Next scene, I see a young lady away from this group in a room getting up, irritated by the song, decides to shut the windows and frenetically tries to open her room door, but in vain. She seemed unhappy, restless, and doesn’t quite know what to do. As kids looking at this video then, we too didn’t know what was happening.
The scene then shifts to the gentleman who continues to sing. At this point, it becomes unbearable to this young lady who is shown closing her ears, trying hard not just to hear what’s been sung. She is not a happy person from the looks of it. The song proceeds, and parallely this poor lady is shown with her tears locked in a room and unable to break free.
This is how I looked at the video, and each time (innumerable times) I have watched this video, I always wondered why she was crying. I would have asked my grandfather or my aunt about this or probably discussed it with Harish, but the conversation never went on for a long time.
In any case, how would they know; the only thing I remember my grandfather saying was that he had watched this movie before my mother was born.
As soon as this song finished, another music was playing, a new adventure of 4-5 minutes set in a different world with another set of actors, actresses, and scenarios.

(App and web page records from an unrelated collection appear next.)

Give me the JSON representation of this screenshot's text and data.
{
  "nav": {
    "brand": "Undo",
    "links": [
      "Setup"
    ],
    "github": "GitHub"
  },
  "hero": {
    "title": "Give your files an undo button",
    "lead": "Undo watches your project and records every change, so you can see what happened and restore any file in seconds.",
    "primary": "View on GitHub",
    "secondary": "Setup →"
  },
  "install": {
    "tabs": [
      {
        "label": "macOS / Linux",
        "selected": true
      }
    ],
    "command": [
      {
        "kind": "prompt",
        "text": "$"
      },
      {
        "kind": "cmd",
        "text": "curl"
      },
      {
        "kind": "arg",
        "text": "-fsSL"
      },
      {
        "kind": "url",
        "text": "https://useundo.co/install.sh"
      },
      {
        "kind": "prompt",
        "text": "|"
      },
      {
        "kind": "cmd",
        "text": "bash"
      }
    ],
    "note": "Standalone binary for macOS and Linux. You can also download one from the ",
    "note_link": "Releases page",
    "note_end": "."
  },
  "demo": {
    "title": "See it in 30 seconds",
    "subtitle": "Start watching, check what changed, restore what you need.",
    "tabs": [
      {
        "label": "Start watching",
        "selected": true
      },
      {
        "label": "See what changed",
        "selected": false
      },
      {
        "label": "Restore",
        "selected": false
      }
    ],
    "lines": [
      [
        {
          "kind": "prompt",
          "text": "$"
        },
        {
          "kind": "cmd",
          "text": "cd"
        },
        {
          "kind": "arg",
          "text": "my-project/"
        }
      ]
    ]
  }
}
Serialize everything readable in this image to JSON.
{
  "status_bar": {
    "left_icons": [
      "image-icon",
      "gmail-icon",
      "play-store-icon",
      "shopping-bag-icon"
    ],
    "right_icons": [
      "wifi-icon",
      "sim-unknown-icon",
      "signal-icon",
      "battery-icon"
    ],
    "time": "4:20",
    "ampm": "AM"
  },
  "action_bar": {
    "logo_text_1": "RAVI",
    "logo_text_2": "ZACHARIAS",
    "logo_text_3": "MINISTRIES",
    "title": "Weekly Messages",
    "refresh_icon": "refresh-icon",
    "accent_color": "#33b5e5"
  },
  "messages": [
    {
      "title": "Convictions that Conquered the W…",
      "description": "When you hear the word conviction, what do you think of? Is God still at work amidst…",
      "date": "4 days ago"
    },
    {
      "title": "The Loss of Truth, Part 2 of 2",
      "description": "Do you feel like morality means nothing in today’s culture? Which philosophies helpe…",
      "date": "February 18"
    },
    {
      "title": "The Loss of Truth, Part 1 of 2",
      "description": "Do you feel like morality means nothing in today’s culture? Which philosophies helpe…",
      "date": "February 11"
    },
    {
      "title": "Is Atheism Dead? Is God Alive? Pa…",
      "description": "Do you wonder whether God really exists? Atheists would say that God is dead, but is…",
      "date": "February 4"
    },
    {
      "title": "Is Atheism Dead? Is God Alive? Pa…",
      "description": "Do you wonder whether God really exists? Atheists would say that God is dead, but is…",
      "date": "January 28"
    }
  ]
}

And in between these songs from different genres came two episodes of Tom and Jerry and an episode of Goofy.
In 1993, my grandfather retired from the services, and he settled down in rural Bangalore (close to the international airport). The VCR was neatly packed, and I never saw it opened again since the shift.
Twenty years later, it is somewhere sealed in one of the storage cabinets, but no one knows where. It became redundant with each year since the advent of cable television, VCDs, DVDs, and now with YouTube.
Years later, sometime towards the end of the millennium, I heard this song again. The name of the movie ‘Seema’; the elderly gentleman in the video was Balraj Sahni, and the furious, frustrated young girl, so to speak, was none other than ex-Miss India of 1950’s Nutan.
The movie was released in the mid-1950s, and I have not watched this movie, and I do not know the story. My curiosity to know why she suffered during the song also died with time. And yet, even today, the song remains close to my heart.
It might not be the first old song I would have heard in my life, but I am quite sure ‘Tu Pyaar ka Saagar’ is not too far behind. I had watched the video of this song close to 50 times or more even before I turned ten. In that sense, it has been ingrained just like many other songs from that videocassette.
This was the only song in the movie which was sung by Manna Dey. He took his last breath today in Bangalore, and the first thing that came to my mind was this song. Every time Manna Dey was mentioned in any of my conversations, this song and the picturisation of the same flashes scene by scene.
Over the period, I have heard many of his other songs on the radio, tape recorder, CD player, and YouTube, but none came close to ‘Tu Pyaar ka Saagar.’